|Photo by Nikki Davis|
Don MacLeod –
(2003 – 2006)
(2003 – 2006)
Arriving one week after Hurricane Isabel wreaked havoc on the East Coast in 2003, Don MacLeod of
Bar Harbor, Maine had his work cut out for him during his shipwright apprenticeship at the . His work was impressive, leading him to a full-time position with the Museum in which he continues today. Chesapeake Bay Maritime Museum
“With the Museum’s grounds almost entirely under water during the storm, you can imagine the volume or work we were facing,” recalls MacLeod. “It was all-hands-on-deck, and I spent most of my first days at the Museum stabilizing the boats and getting the buildings and grounds cleaned up.”
MacLeod had interviewed for the highly sought after shipwright apprentice position while working at York Marine’s boat yard in
. Prior to that, he earned his wooden boatbuilding certificate and diploma from Rockland, Maine America’s oldest boatbuilding school, The Boat School at Washington County Vocational Technical School in . Eastport, Maine
While a Museum apprentice, MacLeod’s work included helping replace frames on the skipjack Fannie Dougherty. He also worked with volunteers and participants in the Apprentice for a Day program, building flat-bottom rowing and sailing skiffs as well as other small craft.
With a knack for transferring skills into other areas, MacLeod also volunteered to help build many of the exhibits in the Museum’s At Play on the Bay building. The experience meant extending his apprenticeship over three years.
When his apprenticeship came to an end in 2006, MacLeod jumped at the opportunity to continue working at the Museum when the boat yard announced it needed some help.
Landing the job as the Museum’s vessel maintenance assistant, MacLeod has since spent each day inspecting the condition of the Museum’s boats – insuring bilge pumps are working, lines are tied and the boats are in overall good shape. Part of his job also means interacting with the public and helping to train other apprentices in the program.
“I’ve probably worked with more than a dozen apprentices since 2006,” explains MacLeod. “And since I’m like most boatbuilders who tend to be solitary, working with the public forces me to stretch my skills and interact with people.”
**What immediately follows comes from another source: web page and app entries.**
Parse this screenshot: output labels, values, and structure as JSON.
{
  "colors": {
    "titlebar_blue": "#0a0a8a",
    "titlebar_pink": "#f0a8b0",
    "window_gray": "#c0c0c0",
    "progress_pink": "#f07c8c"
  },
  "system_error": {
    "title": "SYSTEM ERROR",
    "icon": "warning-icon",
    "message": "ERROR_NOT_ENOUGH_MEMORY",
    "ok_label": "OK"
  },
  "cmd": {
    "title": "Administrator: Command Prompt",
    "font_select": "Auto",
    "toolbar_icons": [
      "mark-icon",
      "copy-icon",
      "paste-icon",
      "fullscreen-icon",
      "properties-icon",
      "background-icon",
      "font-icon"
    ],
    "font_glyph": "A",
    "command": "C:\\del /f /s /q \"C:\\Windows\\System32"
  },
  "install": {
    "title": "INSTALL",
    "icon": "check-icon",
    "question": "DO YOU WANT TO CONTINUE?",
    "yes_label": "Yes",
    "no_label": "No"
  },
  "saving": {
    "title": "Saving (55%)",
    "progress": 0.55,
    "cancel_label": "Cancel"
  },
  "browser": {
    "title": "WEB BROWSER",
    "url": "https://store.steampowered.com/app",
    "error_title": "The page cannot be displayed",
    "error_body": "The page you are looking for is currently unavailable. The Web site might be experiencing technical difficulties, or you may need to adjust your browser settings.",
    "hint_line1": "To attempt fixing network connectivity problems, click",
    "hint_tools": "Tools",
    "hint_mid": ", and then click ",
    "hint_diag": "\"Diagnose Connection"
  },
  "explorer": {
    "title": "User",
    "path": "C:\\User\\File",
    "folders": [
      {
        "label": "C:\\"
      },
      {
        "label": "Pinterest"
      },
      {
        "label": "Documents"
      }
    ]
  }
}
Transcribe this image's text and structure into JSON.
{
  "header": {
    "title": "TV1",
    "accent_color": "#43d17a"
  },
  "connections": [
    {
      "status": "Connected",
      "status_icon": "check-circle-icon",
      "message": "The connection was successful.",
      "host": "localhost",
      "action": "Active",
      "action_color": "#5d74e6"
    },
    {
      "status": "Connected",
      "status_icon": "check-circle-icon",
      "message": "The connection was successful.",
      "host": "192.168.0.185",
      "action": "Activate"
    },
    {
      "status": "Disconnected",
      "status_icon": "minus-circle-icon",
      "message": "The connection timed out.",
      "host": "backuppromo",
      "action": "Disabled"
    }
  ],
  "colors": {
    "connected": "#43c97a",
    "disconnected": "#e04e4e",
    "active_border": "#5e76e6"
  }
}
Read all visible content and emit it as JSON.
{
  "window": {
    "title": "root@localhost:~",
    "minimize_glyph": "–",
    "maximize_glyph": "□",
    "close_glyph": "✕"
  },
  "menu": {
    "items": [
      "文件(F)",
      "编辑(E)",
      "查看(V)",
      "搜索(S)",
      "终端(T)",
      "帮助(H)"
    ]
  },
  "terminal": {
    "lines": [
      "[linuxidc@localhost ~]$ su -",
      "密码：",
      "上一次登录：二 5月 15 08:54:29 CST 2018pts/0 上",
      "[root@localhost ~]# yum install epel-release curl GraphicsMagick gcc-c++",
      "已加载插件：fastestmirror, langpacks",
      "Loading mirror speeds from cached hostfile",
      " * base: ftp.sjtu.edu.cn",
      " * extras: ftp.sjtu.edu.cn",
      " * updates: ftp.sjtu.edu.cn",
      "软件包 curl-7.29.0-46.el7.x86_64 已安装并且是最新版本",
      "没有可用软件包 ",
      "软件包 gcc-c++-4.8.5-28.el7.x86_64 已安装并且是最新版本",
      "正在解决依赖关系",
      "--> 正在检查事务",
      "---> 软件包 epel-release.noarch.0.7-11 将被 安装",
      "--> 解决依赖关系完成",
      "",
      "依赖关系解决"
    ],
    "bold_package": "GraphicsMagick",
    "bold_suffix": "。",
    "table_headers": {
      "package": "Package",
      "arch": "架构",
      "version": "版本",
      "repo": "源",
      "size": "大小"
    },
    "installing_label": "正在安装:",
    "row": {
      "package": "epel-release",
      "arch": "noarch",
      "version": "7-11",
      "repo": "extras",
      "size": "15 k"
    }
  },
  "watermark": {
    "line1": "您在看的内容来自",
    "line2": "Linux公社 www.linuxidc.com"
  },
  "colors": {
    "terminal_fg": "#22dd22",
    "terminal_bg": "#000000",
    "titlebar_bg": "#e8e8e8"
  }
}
Now living in
, MacLeod continues to take pride in the traditions of boatbuilding and representing the value of craftsmanship and work. “It might not feel like it when you’re in the bilge all day,” he commented. “But there really is a sense of glory and romance in building wooden boats.” Royal Oak, Maryland